Nothing in the data may be altered; restate all of it exactly.

····················

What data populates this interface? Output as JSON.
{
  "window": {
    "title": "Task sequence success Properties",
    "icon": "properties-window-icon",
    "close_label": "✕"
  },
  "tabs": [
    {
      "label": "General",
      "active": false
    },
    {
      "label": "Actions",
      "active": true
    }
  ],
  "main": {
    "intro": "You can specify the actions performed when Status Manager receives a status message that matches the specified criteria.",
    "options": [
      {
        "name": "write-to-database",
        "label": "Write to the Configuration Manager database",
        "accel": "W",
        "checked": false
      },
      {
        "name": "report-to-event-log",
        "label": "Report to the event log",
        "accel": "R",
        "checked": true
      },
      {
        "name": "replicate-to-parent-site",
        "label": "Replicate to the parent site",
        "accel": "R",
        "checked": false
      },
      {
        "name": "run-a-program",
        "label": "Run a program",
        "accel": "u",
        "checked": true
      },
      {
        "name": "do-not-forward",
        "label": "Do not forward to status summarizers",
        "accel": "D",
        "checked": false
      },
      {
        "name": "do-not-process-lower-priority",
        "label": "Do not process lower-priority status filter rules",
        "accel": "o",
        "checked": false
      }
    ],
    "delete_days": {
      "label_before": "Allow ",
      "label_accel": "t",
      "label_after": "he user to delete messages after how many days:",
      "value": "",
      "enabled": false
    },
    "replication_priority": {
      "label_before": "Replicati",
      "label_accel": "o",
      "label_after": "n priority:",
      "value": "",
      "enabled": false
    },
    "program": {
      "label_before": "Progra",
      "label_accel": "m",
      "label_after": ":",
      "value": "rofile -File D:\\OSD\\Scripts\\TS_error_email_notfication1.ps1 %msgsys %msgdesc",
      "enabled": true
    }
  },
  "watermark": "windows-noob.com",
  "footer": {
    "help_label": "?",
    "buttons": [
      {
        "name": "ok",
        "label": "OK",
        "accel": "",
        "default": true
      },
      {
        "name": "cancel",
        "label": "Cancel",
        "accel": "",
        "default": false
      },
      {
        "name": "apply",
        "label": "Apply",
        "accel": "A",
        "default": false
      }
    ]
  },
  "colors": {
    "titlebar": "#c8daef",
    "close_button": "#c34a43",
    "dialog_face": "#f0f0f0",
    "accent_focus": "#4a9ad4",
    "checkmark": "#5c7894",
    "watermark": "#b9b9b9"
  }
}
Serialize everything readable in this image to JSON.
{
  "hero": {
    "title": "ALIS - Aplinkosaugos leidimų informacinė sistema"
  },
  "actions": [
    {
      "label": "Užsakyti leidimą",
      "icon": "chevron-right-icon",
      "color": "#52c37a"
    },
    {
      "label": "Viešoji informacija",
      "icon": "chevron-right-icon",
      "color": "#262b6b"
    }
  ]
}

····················

• [Output]
What data populates this interface? Output as JSON.
{
  "window": {
    "title": "Task sequence success Properties",
    "icon": "properties-window-icon",
    "close_label": "✕"
  },
  "tabs": [
    {
      "label": "General",
      "active": false
    },
    {
      "label": "Actions",
      "active": true
    }
  ],
  "main": {
    "intro": "You can specify the actions performed when Status Manager receives a status message that matches the specified criteria.",
    "options": [
      {
        "name": "write-to-database",
        "label": "Write to the Configuration Manager database",
        "accel": "W",
        "checked": false
      },
      {
        "name": "report-to-event-log",
        "label": "Report to the event log",
        "accel": "R",
        "checked": true
      },
      {
        "name": "replicate-to-parent-site",
        "label": "Replicate to the parent site",
        "accel": "R",
        "checked": false
      },
      {
        "name": "run-a-program",
        "label": "Run a program",
        "accel": "u",
        "checked": true
      },
      {
        "name": "do-not-forward",
        "label": "Do not forward to status summarizers",
        "accel": "D",
        "checked": false
      },
      {
        "name": "do-not-process-lower-priority",
        "label": "Do not process lower-priority status filter rules",
        "accel": "o",
        "checked": false
      }
    ],
    "delete_days": {
      "label_before": "Allow ",
      "label_accel": "t",
      "label_after": "he user to delete messages after how many days:",
      "value": "",
      "enabled": false
    },
    "replication_priority": {
      "label_before": "Replicati",
      "label_accel": "o",
      "label_after": "n priority:",
      "value": "",
      "enabled": false
    },
    "program": {
      "label_before": "Progra",
      "label_accel": "m",
      "label_after": ":",
      "value": "rofile -File D:\\OSD\\Scripts\\TS_error_email_notfication1.ps1 %msgsys %msgdesc",
      "enabled": true
    }
  },
  "watermark": "windows-noob.com",
  "footer": {
    "help_label": "?",
    "buttons": [
      {
        "name": "ok",
        "label": "OK",
        "accel": "",
        "default": true
      },
      {
        "name": "cancel",
        "label": "Cancel",
        "accel": "",
        "default": false
      },
      {
        "name": "apply",
        "label": "Apply",
        "accel": "A",
        "default": false
      }
    ]
  },
  "colors": {
    "titlebar": "#c8daef",
    "close_button": "#c34a43",
    "dialog_face": "#f0f0f0",
    "accent_focus": "#4a9ad4",
    "checkmark": "#5c7894",
    "watermark": "#b9b9b9"
  }
}
Serialize everything readable in this image to JSON.
{
  "hero": {
    "title": "ALIS - Aplinkosaugos leidimų informacinė sistema"
  },
  "actions": [
    {
      "label": "Užsakyti leidimą",
      "icon": "chevron-right-icon",
      "color": "#52c37a"
    },
    {
      "label": "Viešoji informacija",
      "icon": "chevron-right-icon",
      "color": "#262b6b"
    }
  ]
}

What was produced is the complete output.